Hughes H-4 Hercules, familiarly known as the Spruce Goose, was the world’s largest plane. However, it was built for a war that was already over and never found a place in our modern world.
World’s largest wingspan
Next week will mark 75 years since the Spruce Goose flew for the first and last time. During this period, the Spruce Goose plane had the biggest wingspan in the world, at 320 ft 11 in (97.82 m). It was a flying boat that had eight engines and weighed 400,000 lbs (181,436 kg). It would be able to carry more cargo than anything else ever conceived.
It had the following specifications:
- A cruise speed of 250 mph (400 km/h).

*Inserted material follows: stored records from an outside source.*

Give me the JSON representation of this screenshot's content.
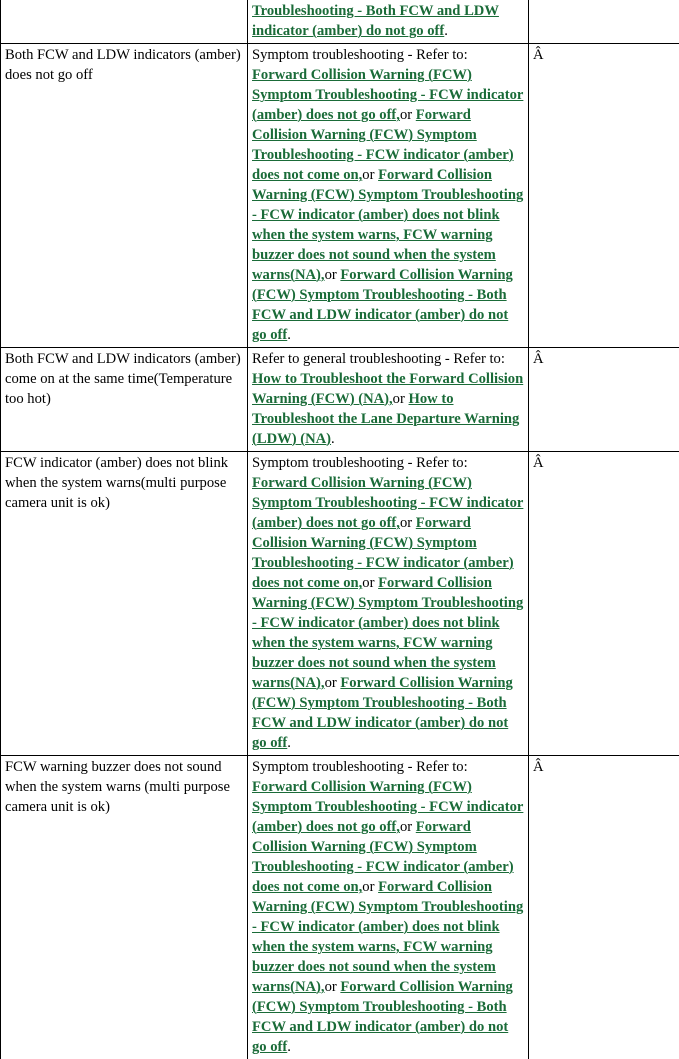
{
  "document": {
    "type": "service-manual-symptom-table",
    "colors": {
      "link_green": "#1a6b38",
      "text_black": "#000000",
      "border_black": "#000000",
      "background": "#ffffff"
    },
    "conjunction": "or",
    "period": ".",
    "note_char": "Â"
  },
  "links": {
    "fcw_indicator_does_not_go_off": "Forward Collision Warning (FCW) Symptom Troubleshooting - FCW indicator (amber) does not go off,",
    "fcw_indicator_does_not_come_on": "Forward Collision Warning (FCW) Symptom Troubleshooting - FCW indicator (amber) does not come on,",
    "fcw_indicator_does_not_blink": "Forward Collision Warning (FCW) Symptom Troubleshooting - FCW indicator (amber) does not blink when the system warns, FCW warning buzzer does not sound when the system warns(NA),",
    "both_fcw_ldw_do_not_go_off": "Forward Collision Warning (FCW) Symptom Troubleshooting - Both FCW and LDW indicator (amber) do not go off",
    "both_fcw_ldw_do_not_go_off_tail": "Troubleshooting - Both FCW and LDW indicator (amber) do not go off",
    "how_to_troubleshoot_fcw": "How to Troubleshoot the Forward Collision Warning (FCW) (NA),",
    "how_to_troubleshoot_ldw": "How to Troubleshoot the Lane Departure Warning (LDW) (NA)"
  },
  "rows": [
    {
      "id": "row-clipped-top",
      "symptom": "",
      "action_lead": "",
      "note": ""
    },
    {
      "id": "row-both-indicators-not-go-off",
      "symptom": "Both FCW and LDW indicators (amber) does not go off",
      "action_lead": "Symptom troubleshooting - Refer to:",
      "note": "Â"
    },
    {
      "id": "row-both-indicators-come-on-same-time",
      "symptom": "Both FCW and LDW indicators (amber) come on at the same time(Temperature too hot)",
      "action_lead": "Refer to general troubleshooting - Refer to:",
      "note": "Â"
    },
    {
      "id": "row-fcw-indicator-not-blink",
      "symptom": "FCW indicator (amber) does not blink when the system warns(multi purpose camera unit is ok)",
      "action_lead": "Symptom troubleshooting - Refer to:",
      "note": "Â"
    },
    {
      "id": "row-fcw-buzzer-not-sound",
      "symptom": "FCW warning buzzer does not sound when the system warns (multi purpose camera unit is ok)",
      "action_lead": "Symptom troubleshooting - Refer to:",
      "note": "Â"
    }
  ]
}
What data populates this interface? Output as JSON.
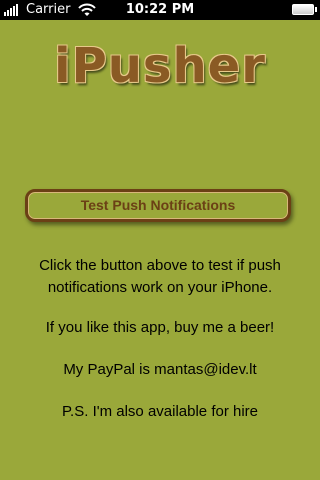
{
  "status_bar": {
    "carrier": "Carrier",
    "time": "10:22 PM"
  },
  "app": {
    "title": "iPusher"
  },
  "button": {
    "label": "Test Push Notifications"
  },
  "info": {
    "line1a": "Click the button above to test if push",
    "line1b": "notifications work on your iPhone.",
    "line2": "If you like this app, buy me a beer!",
    "line3": "My PayPal is mantas@idev.lt",
    "line4": "P.S. I'm also available for hire"
  },
  "colors": {
    "background": "#9aa83a",
    "title": "#8a5a24",
    "button_border": "#6b4015"
  },
  "icons": [
    "signal-icon",
    "wifi-icon",
    "battery-icon"
  ]
}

- A range of 3,000 mi (4,800 km, 2,600 NM).
- Passenger capacity of 750 and three crew members.
Why was it built?
In 1942, the US Navy was losing ships to German U-boats in the Atlantic Ocean and needed a way to transport troops and supplies to Europe by air. Shipbuilder Henry J. Kaiser came up with the idea to work with the famous plane designer Howard Hughes to create the largest aircraft ever built.
The dubbed HK-1 would be able to carry up to 150,000 pounds (68,000 kg) of materials, 750 troops, or two 30-ton M4 tanks. Different concepts were considered, including a double fuselage with up to eight engines. The plane would need to be built from wood and fabric rather than aluminum, as wartime rationing prevented the use of precious metals. Mind you, this wasn’t any normal wood but a particular composite of plywood and resin made from Birchwood.
Alas, the aircraft would take so long to design and build (thanks to Howard Hughes’ perfectionism) that Kaiser would abandon the project. Hughes would continue the project in his absence and rename it the H-4 Hercules. The military downscaled the project at the end of the war and reduced the program to a single prototype.
Why did it only fly once?
Construction finished at the cost of $23 million ($306 million today) in 1947 (World War Two ended in 1945). On November 2nd, 1947, the plane underwent water taxi tests and, on the final test, took off for a brief 26 seconds for a mile (1.6 km) at an altitude of 70 feet (21 meters).
Alas, without government support or use, the plane would then sit in a hangar with its full capacity unused. Despite being fully built, it had no purpose, and further testing was unneeded.
Amid amplified concerns about national expenditure, Hughes was summoned to appear before a Senate Committee in 1947.
“The Hercules was a monumental undertaking. It is the largest aircraft ever built. It is over five stories tall with a wingspan longer than a football field. That’s more than a city block. Now, I put the sweat of my life into this thing. I have my reputation all rolled up in it, and I have stated several times that if it’s a failure, I’ll probably leave this country and never come back. And I mean it.” – Howard Hughes speaking to the Senate War Investigating Committee in 1947.
Previously on display in Long Beach, California, between 1980 and 1992, the airframe is still in good condition. It can be seen at the Evergreen Aviation & Space Museum in Oregon.
The aircraft would hold the wingspan record until the recent history when the double-Boeing 747 fuselage Stratolaunch took to the skies – channeling the inner spirit of the Spruce Goose. Moreover, When it comes to everyday aviation, the An-225 ruled when it came to size until it was destroyed this year following the invasion of Ukraine.
With six engines, the Scaled Composites Model 351 Stratolaunch is a double fuselage unit and has the largest wingspan of any aircraft in history, measuring 117 m (384 ft). Like the Spruce Goose, the program has also been met with several challenges. More recently, a test flight was abandoned after unexpected results.
Nonetheless, From the Spruce Goose to the 747 Stratolaunch, these juggernauts will always turn heads when spotted. The H-4 Hercules may not have seen much action, but it’s an example of the pioneering nature that is embedded in the aviation industry.
What are your thoughts about the H4-Hercules? What do you make of the aircraft’s overall size? Let us know what you think of the plane and its history in the comment section.